(It took rather a long time to develop my article, but reading it offers the impression a nearly continuous rain of blows, some dreadful.)

I say eventually because I wouldn't expect the present admirers to acknowledge how hard they'd been hit, but I'd expect a virtual end to the winning of converts. I don't know that I can find a journal to publish the article because

  • it is quite long;
  • the mainstream of economists are unfamiliar with PoCbMoC so that
    • editors and reviewers may think it insufficiently significant, and
    • those reviewers most likely to feel sufficiently competent to examine my article are admirers of Sraffa.

I intend never again to pore over a work, even as short as PoCbMoC, when it is discernibly crack-pot. As I told a friend, I have been doing my time on the cross here; let someone else go after other such thinkers. I am capable of original work of significance, and that is how I intend to spend my remaining time qua economist.

This 'blog was begun as I left LiveJournal, appalled by its evolving policies under its second and then third owners. One might reasonably conceptualize this 'blog as a continuation of that which I had at LJ, and some of the entries of this 'blog are recyclings of entries from the earlier 'blog.

None-the-less, this 'blog has become very different from its predecessor. LiveJournal is a social-networking site; part of the reason that it has withered is that its users migrated to more successful social-networking sites. My present 'blog doesn't work that way. I have recurring readers, but there's nothing much like the Friends feed of LJ or of Facebook. There is no centralized connector of interests (as on LJ). I have regular readers, but they are likely to use an RSS aggregator (such as Flipboard) and less likely to comment (especially if they are using such an aggregator). I get far more irregular visitors, who are here by way of Google (or of some other search service), grabbing some information, and not so much as visiting any page here other than their entry pages.
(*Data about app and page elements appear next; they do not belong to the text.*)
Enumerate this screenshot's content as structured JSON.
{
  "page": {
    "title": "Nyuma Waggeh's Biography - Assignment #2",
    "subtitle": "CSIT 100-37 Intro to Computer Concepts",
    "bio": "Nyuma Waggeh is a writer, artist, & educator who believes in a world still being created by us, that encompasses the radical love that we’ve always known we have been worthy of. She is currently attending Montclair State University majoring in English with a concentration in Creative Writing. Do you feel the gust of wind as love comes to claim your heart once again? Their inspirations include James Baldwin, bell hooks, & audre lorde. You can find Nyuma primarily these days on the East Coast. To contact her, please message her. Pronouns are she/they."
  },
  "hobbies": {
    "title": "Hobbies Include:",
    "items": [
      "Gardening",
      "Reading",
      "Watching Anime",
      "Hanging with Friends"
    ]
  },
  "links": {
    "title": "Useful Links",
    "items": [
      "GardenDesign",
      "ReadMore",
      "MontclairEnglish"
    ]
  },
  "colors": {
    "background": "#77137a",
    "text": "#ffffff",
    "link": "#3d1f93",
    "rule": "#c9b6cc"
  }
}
So it doesn't feel appropriate to offer mundanities of the sort that I would relate to a neighbor or to a friend on the telephone. My public entries tend to be things that I imagine strangers would appreciate reading. The restricted entries (basically accessible to friends who followed me as I migrated from LJ) are almost entirely personal; but a reader is required to make a special effort to access them, so they are not about ordinary events; they are usually very personal.

With entries to this 'blog thus typically requiring more thought, there are generally fewer of them, and the 'blog becomes dormant when I cannot — or believe that I should not — give thought to those entries.

Not Dead; Just Pining

Saturday, 6 August 2011

The recent relative quiescence of this 'blog has obtained from a confluence of things. I have rival demands of my time or of my energy, have not always been in the best of moods, and have not known quite how I want to formulate some of the entries upon which I have been working.

With respect to the last, one problem has been that I've wanted to present the entries in a certain order (or at least a certain preörder), which has allowed bottle-necks to develop. I think, now, that I'd better loosen-up on some of these considerations of the order of entries.

Disordered Mood

Wednesday, 18 March 2009

Yester-day, I got hit with a significant wave of depression. I'd been trying to dodge it, but it got me.

My parents are expecting a visit from me; in fact, they expected me to have driven there by sometime yester-day. But I've not got my ducks in-a-row to travel, and right now I'd rather just curl-up in a ball for a while.

One of the things that really upsets me in such a context is when people throw-away my maybe. I tell them that I plan to do something or hope to do something or some-such, and some people act as if I've said that I will or even shall do it. I generally choose my words, even in extemporaneous conversation, fairly carefully, and I resent people ignoring what I've said with the result of a spuriously implied commitment, even if they don't themselves recognize the implication.